Recorded data:

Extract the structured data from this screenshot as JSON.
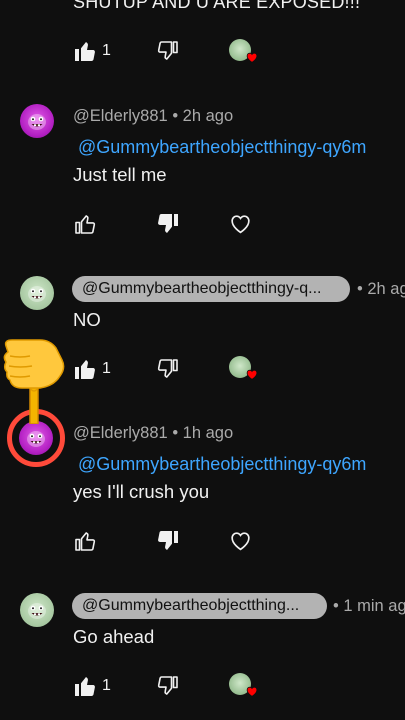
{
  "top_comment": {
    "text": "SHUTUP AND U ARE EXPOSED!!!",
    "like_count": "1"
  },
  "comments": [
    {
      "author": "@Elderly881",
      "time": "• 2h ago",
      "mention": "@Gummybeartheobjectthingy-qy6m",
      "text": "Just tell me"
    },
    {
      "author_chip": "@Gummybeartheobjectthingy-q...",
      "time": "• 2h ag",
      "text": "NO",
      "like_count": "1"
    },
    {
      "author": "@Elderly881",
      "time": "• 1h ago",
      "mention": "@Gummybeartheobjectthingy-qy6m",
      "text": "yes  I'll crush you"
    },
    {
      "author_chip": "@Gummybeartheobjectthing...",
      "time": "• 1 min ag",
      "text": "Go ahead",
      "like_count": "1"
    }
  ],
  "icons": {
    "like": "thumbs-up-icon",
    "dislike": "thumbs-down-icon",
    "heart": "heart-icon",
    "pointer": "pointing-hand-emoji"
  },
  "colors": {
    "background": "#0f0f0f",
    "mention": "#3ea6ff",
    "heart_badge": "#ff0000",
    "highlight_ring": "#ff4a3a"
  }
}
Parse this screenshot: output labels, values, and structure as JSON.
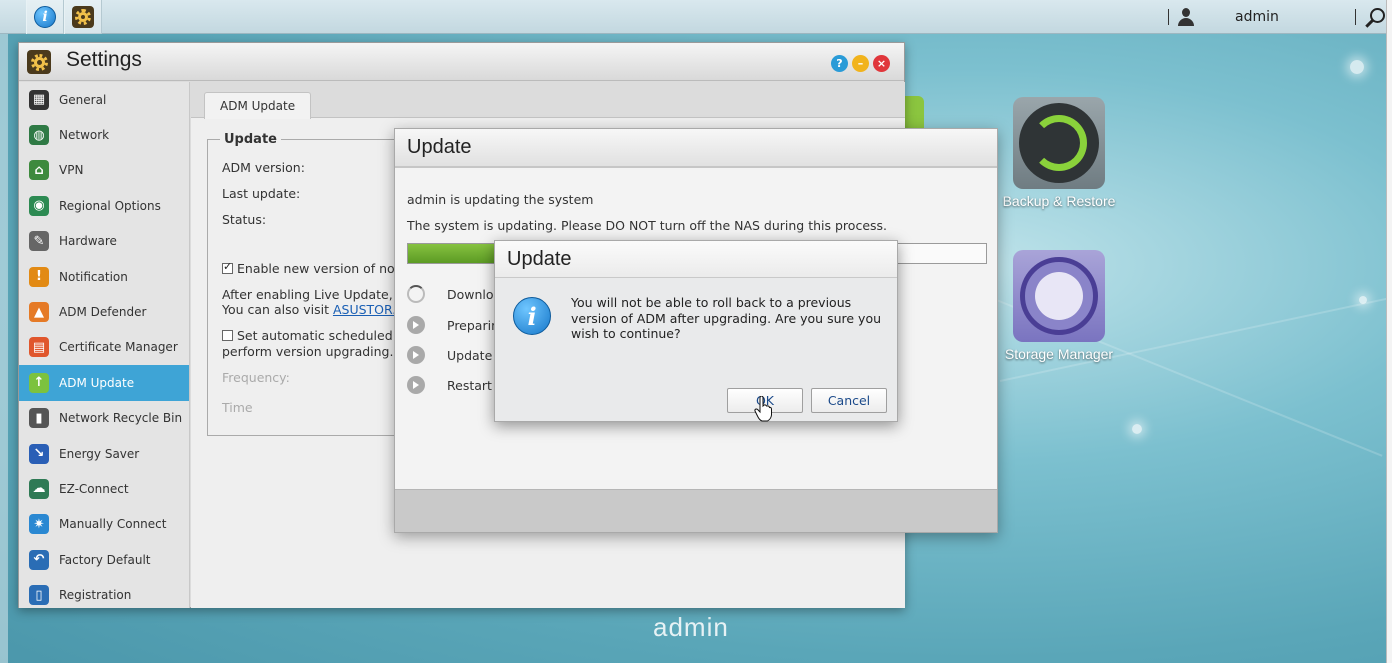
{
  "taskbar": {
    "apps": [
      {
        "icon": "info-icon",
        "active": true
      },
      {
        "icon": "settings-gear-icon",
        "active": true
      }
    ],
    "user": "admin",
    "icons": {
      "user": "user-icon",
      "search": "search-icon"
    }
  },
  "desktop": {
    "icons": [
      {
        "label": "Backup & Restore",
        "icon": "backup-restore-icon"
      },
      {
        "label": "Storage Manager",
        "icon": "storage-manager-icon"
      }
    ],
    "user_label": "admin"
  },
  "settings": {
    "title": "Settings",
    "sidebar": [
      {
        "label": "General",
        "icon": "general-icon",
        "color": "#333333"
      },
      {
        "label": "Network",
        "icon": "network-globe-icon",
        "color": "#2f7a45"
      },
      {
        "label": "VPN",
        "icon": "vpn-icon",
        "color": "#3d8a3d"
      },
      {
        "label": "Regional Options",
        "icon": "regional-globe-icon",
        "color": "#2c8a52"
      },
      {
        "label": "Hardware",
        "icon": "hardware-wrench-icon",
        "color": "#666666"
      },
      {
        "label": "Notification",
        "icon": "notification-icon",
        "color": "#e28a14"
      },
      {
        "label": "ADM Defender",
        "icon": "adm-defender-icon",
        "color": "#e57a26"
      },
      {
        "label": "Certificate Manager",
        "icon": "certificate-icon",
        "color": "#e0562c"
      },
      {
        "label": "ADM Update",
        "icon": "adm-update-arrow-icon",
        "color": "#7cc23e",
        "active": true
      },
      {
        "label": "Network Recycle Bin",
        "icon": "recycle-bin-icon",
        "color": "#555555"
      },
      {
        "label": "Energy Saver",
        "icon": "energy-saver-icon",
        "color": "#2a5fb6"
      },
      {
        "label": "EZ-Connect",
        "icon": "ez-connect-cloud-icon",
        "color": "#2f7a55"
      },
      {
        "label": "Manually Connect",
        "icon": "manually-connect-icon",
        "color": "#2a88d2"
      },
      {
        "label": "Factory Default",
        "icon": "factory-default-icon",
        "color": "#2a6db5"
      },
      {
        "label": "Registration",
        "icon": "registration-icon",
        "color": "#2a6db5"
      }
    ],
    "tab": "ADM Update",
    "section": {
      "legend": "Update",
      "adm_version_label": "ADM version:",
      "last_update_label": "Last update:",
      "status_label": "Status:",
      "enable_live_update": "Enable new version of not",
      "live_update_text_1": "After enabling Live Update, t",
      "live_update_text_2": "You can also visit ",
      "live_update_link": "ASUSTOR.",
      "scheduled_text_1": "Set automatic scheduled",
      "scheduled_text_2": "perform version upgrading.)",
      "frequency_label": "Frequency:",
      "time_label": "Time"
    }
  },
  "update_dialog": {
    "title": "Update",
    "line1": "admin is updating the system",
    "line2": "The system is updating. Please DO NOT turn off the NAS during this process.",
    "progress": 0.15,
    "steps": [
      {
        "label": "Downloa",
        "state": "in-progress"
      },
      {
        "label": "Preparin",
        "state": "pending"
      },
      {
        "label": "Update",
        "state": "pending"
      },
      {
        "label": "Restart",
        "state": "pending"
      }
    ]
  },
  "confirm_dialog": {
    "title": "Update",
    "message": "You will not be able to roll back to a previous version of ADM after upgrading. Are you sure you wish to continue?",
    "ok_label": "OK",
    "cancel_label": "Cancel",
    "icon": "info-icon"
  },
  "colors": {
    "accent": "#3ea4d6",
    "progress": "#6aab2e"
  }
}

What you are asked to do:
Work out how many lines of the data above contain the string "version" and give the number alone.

Answer to this task:
4